As of SparkFlow version 0.2.1, TensorFlow optimization configuration options can be added to SparkAsyncDL for more control over the optimizer. While the user can supply the configuration json directly, there are a few provided utility functions that include the parameters necessary. An example is provided below.
from sparkflow.graph_utils import build_adam_config adam_config = build_adam_config(learning_rate=0.001, beta1=0.9, beta2=0.999) spark_model = SparkAsyncDL( ..., optimizerOptions=adam_config )
Loading pre-trained Tensorflow model
To load a pre-trained Tensorflow model and use it as a spark pipeline, it can be achieved using the following code:
from sparkflow.tensorflow_model_loader import load_tensorflow_model df = spark.read.parquet("data") loaded_model = load_tensorflow_model( path="./test_model/to_load", inputCol="features", tfInput="x:0", tfOutput="out/Sigmoid:0" ) data_with_predictions = loaded_model.transform(df)
One big thing to remember, especially for larger networks, is to add the
--executor cores 1 option to spark to ensure
each instance is only training one copy of the network. This will especially be needed for gpu training as well.
Contributions are always welcome. This could be fixing a bug, changing documentation, or adding a new feature. To test new changes against existing tests, we have provided a Docker container which takes in an argument of the python version. This allows the user to check their work before pushing to Github, where travis-ci will run.
For 2.7 (sparkflow <= 0.6.0):
docker build -t local-test --build-arg PYTHON_VERSION=2.7 . docker run --rm local-test:latest bash -i -c "python tests/dl_runner.py"
docker build -t local-test --build-arg PYTHON_VERSION=3.6 . docker run --rm local-test:latest bash -i -c "python tests/dl_runner.py"

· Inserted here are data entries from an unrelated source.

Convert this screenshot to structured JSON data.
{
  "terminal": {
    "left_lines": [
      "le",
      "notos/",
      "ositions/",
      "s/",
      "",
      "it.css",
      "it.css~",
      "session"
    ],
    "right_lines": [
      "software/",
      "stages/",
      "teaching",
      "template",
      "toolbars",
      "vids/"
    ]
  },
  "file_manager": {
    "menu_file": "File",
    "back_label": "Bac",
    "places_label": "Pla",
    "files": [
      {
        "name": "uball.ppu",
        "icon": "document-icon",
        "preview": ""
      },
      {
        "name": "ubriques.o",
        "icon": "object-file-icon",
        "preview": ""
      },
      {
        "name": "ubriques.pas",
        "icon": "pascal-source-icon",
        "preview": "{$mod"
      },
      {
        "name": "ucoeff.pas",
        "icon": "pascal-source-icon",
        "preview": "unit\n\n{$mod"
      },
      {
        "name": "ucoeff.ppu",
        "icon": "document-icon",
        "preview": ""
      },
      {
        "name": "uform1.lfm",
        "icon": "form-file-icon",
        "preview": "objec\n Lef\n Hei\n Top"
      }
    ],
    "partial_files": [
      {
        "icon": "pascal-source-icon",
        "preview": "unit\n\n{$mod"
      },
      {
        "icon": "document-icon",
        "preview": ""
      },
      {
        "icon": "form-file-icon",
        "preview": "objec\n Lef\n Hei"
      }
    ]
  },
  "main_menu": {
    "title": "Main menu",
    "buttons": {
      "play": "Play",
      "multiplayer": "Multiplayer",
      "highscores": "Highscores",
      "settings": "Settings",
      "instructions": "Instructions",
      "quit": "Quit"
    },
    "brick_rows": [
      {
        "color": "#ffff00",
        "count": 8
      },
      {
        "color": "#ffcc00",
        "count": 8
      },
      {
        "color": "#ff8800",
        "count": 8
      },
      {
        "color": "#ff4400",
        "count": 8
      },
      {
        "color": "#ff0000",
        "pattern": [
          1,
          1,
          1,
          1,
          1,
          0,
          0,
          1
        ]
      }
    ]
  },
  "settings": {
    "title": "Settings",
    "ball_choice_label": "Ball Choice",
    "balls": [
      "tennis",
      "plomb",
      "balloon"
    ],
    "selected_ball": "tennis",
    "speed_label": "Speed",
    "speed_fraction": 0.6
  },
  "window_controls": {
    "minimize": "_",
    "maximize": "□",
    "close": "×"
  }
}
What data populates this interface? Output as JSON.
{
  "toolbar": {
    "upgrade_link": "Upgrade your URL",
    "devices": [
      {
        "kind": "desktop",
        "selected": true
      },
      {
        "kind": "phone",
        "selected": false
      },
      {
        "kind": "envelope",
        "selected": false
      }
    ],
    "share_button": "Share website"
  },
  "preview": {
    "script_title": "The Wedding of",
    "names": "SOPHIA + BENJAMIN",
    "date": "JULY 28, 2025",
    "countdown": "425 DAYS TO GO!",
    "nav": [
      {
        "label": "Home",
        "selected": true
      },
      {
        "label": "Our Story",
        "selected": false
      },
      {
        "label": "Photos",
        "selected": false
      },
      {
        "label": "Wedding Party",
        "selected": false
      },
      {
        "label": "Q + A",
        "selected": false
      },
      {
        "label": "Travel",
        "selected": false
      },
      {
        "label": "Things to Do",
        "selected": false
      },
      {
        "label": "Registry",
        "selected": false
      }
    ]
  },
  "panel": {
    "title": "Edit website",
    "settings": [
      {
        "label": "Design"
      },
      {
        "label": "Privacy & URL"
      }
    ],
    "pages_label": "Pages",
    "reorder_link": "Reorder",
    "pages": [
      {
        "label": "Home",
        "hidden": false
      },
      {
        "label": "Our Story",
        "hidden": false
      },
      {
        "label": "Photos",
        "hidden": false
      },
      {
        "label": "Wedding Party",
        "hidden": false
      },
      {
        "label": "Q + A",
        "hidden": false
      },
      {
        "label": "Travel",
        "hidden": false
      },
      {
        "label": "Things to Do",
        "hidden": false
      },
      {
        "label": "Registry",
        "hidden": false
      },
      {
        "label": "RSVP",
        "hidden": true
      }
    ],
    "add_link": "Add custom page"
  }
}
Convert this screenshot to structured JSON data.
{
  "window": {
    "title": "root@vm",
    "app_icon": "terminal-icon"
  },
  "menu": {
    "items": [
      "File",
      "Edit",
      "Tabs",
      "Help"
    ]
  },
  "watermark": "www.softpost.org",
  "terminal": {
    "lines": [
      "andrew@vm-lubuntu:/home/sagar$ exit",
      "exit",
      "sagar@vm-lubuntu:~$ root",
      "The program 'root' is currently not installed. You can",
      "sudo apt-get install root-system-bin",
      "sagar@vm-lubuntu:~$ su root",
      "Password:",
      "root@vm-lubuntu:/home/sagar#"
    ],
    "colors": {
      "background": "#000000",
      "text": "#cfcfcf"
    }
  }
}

Future planned features
- Hyperopt implementation for smaller and larger datasets
- AWS EMR guides
Literature and Inspiration
- HOGWILD!: A Lock-Free Approach to Parallelizing Stochastic Gradient Descent: https://arxiv.org/pdf/1106.5730.pdf
- Elephas: https://github.com/maxpumperla/elephas
- Scaling Distributed Machine Learning with the Parameter Server: https://www.cs.cmu.edu/~muli/file/parameter_server_osdi14.pdf